today I’m going to be talking about creatine from a medical point of view. Information provided in this blog post is intended for your general knowledge only and does not constitute medical advice. In today’s talk we’re going to discuss creatine, talk about what it can do for you, whether it’s safe and how it should be used.
So let’s start with some myths. Myth number one: creatine is a steroid. Number two: creatine isn’t natural. Three creatine is only for bodybuilders. And four, creatine will make me look like a bodybuilder. So what is creatine really? Well, creatine is not a steroid it’s produced by the human body from amino acids glycine and arginine, and its main role is to facilitate recycling of ATP—the energy currency of the cell; primarily in muscle and brain tissue.
Creatine is still the most widely used performance-enhancing supplement by athletes, me, and women of all ages. When used in moderate amounts and with normal exercise, creatine does not cause muscle bulking but does increase strength and recovery.
So what can creatine do for you? Well, supplementing with creatine can increase the storage of creatine in the muscles, providing more available energy, and allowing you to exercise longer, more easily, and more effectively.
Some research suggests that creatine in combination with exercise may increase bone density.
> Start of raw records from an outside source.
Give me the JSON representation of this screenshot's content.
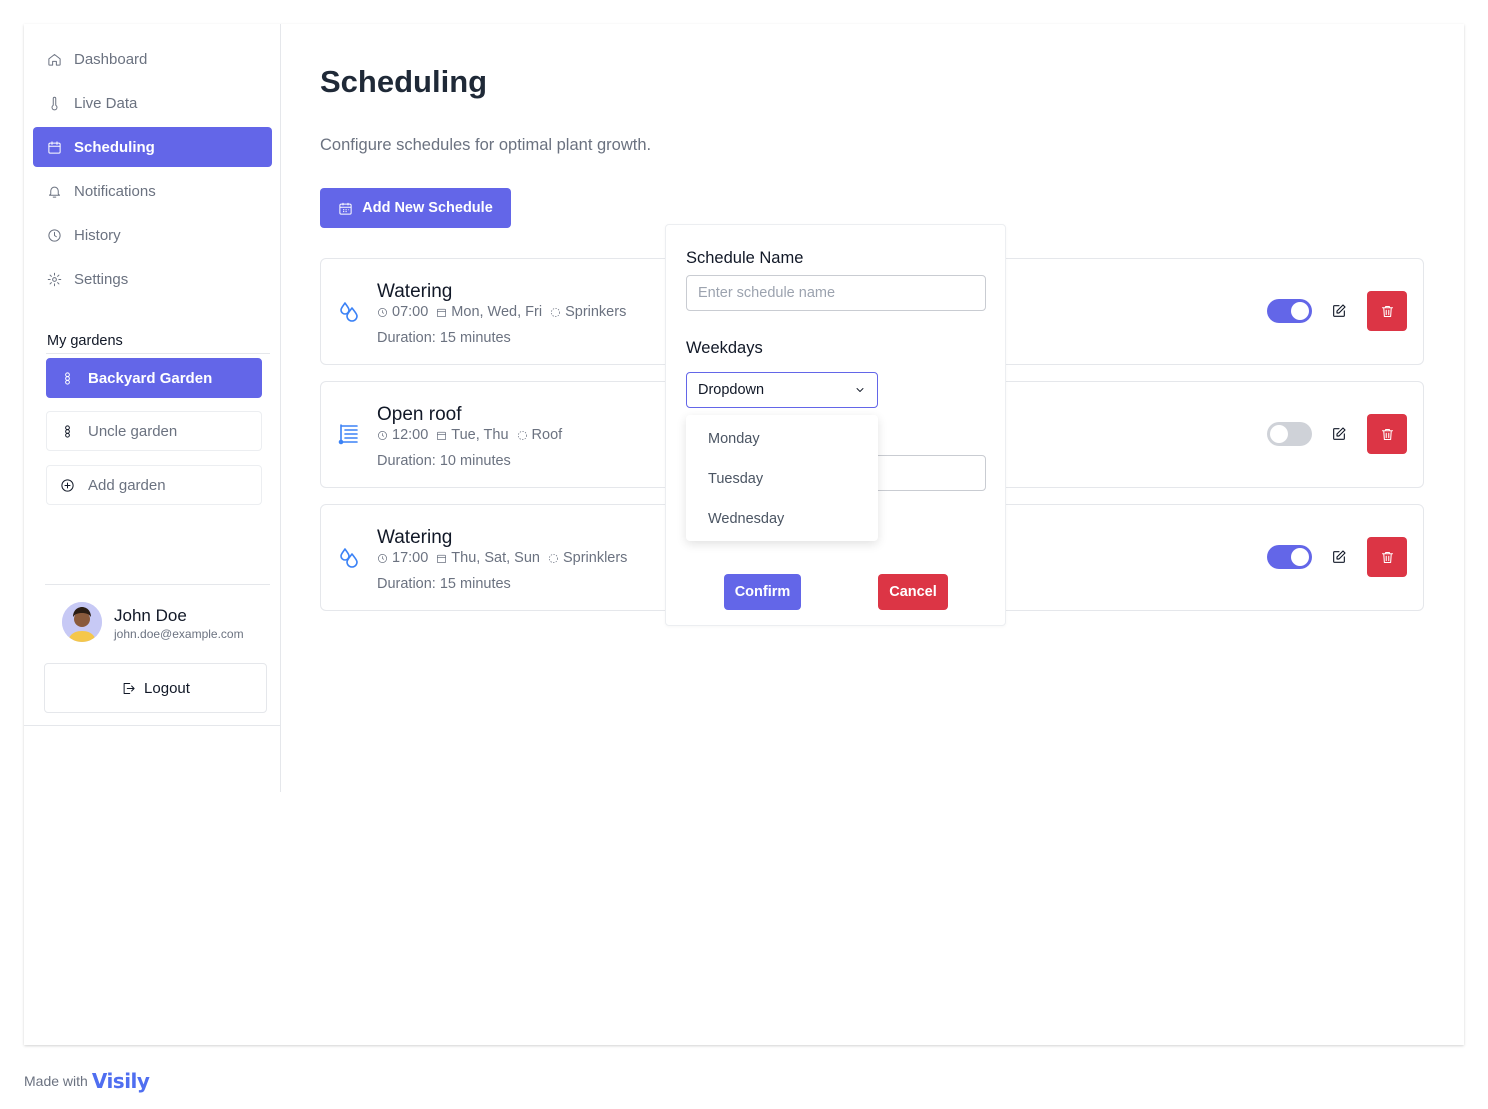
{
  "sidebar": {
    "nav": [
      {
        "label": "Dashboard",
        "icon": "home-icon"
      },
      {
        "label": "Live Data",
        "icon": "thermometer-icon"
      },
      {
        "label": "Scheduling",
        "icon": "calendar-icon"
      },
      {
        "label": "Notifications",
        "icon": "bell-icon"
      },
      {
        "label": "History",
        "icon": "clock-icon"
      },
      {
        "label": "Settings",
        "icon": "gear-icon"
      }
    ],
    "active_nav": "Scheduling",
    "gardens_title": "My gardens",
    "gardens": [
      {
        "label": "Backyard Garden",
        "icon": "flower-icon"
      },
      {
        "label": "Uncle garden",
        "icon": "flower-icon"
      },
      {
        "label": "Add garden",
        "icon": "plus-circle-icon"
      }
    ],
    "user": {
      "name": "John Doe",
      "email": "john.doe@example.com"
    },
    "logout_label": "Logout"
  },
  "main": {
    "title": "Scheduling",
    "subtitle": "Configure schedules for optimal plant growth.",
    "add_button": "Add New Schedule",
    "schedules": [
      {
        "title": "Watering",
        "time": "07:00",
        "days": "Mon, Wed, Fri",
        "device": "Sprinkers",
        "duration": "Duration: 15 minutes",
        "icon": "droplets-icon",
        "enabled": true
      },
      {
        "title": "Open roof",
        "time": "12:00",
        "days": "Tue, Thu",
        "device": "Roof",
        "duration": "Duration: 10 minutes",
        "icon": "roof-icon",
        "enabled": false
      },
      {
        "title": "Watering",
        "time": "17:00",
        "days": "Thu, Sat, Sun",
        "device": "Sprinklers",
        "duration": "Duration: 15 minutes",
        "icon": "droplets-icon",
        "enabled": true
      }
    ]
  },
  "modal": {
    "name_label": "Schedule Name",
    "name_placeholder": "Enter schedule name",
    "weekdays_label": "Weekdays",
    "dropdown_value": "Dropdown",
    "dropdown_options": [
      "Monday",
      "Tuesday",
      "Wednesday"
    ],
    "confirm_label": "Confirm",
    "cancel_label": "Cancel"
  },
  "footer": {
    "made_with": "Made with",
    "brand": "Visily"
  },
  "colors": {
    "accent": "#6366e8",
    "danger": "#dc3545",
    "icon_blue": "#3b82f6"
  }
}
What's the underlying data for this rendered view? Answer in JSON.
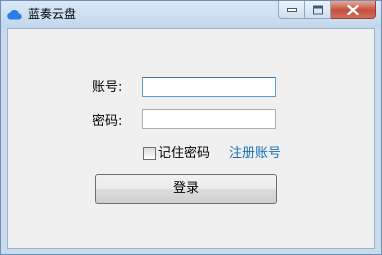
{
  "window": {
    "title": "蓝奏云盘",
    "icon": "cloud-icon",
    "controls": {
      "minimize": "minimize-icon",
      "maximize": "maximize-icon",
      "close": "close-icon"
    }
  },
  "form": {
    "account_label": "账号:",
    "account_value": "",
    "password_label": "密码:",
    "password_value": "",
    "remember_label": "记住密码",
    "remember_checked": false,
    "register_link": "注册账号",
    "login_button": "登录"
  },
  "colors": {
    "link": "#1a6fb5",
    "icon_blue": "#2b7de9",
    "close_red": "#c44e3c"
  }
}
Other research shows that when combined with 30 grams of whey protein twice daily, creatine may increase strength in adults older than 70 years of age even without exercise.
Additionally, creatine is supported by research for use in patients with chronic heart failure to improve heart pumping function. And finally, it’s supported in patients with neurologic conditions such as Parkinson’s disease to slow down the deterioration of brain function.
Creatine can help fight against sarcopenia. Sarcopenia is the normal loss of muscle mass and strength as we age, and can begin as early as age 35. We see strength losses between ages 50 and 60 of about one and a half percent per year, and those losses will increase after the age of 60y by up to three percent per year. So creatine supplementation can actually help you to maintain strength and stay active.
Is creatine safe?
Well, it’s been studied over about 40 years with multiple randomised studies and there’s very little downside to its use. Some people who take more than 5 grams daily may develop an upset stomach or even small amounts of water retention. Additionally, people who are on protein-restricted diets should be especially careful and consult their doctor before starting supplementation with creatine to ensure their total protein intake isn’t too high.
So how should I take creatine if I decide it’s something I want to try? Current recommendations suggest that taking creatine every day and in low amounts is effective in improving muscular strength and recovery.
Taking creatine with a small amount of carbohydrates is also likely to increase absorption for greater benefit. If you’re sensitive to creatine and you do develop some stomach upset, splitting the amount you take each day into two servings may help you tolerate it better.
And finally, creatine best effects will be achieved in conjunction with regular exercise. So what happens if you stop taking creatine? Well, there’s good news and there’s some bad news. The bad news is that as we age we lose muscle strength and muscle cells.
The good news is that creatine provides the raw material for energy creation in your muscle cells and helps to maintain the strength that’s achievable with the cells remaining. So since aging still causes cell loss, using creatine regularly can help to offset the strength declines seen with aging.
So if you take creatine regularly, you will increase muscle strength but if you stop taking creatine you not only won’t see continued improvements in strength but the natural process of aging and muscle cell loss will not be offset by the gains in strength and you will overall see declines in strength. So, if you’re interested in maintaining muscle strength as you age, ongoing creatine supplementation can play an important role. You should note that a small percentage of people will not benefit from creatine, so if you’re not seeing some improvements in strength and endurance within a month it’s recommended you discontinue taking it.
So You may have seen these other myths about creatine. One: creatine causes weight gain. This is false. However, as I mentioned some individuals may experience a small amount of water retention in muscles. Two: you don’t need to exercise to see the benefits. Unfortunately, this isn’t the case. You do need to exercise to make the most of creatine.
Three: normal use of creatine can cause damage to the kidneys. Unfortunately, this myth came about from a case report of an athlete who was trying to cut weight and dehydrate while taking high amounts of creatine. Unfortunately, in that individual renal failure did occur.
It has not been documented otherwise in the literature. Four: you need to front-load it in large amounts for it to be effective. High amounts do allow for faster saturation and storage of creatine within muscle cells, however, lower amounts on a regular basis achieve the same benefit also over fairly short periods of time (approximately two to three weeks).
For that reason, there’s no need to front-load it and it’s much better tolerated in smaller amounts. Five: heating creatine is a good way to dissolve it. Creatine does not completely dissolve in water. However, heating it may actually denature it, as it is a combination of amino acids. For that reason, it is not recommended that it be heated for dissolution.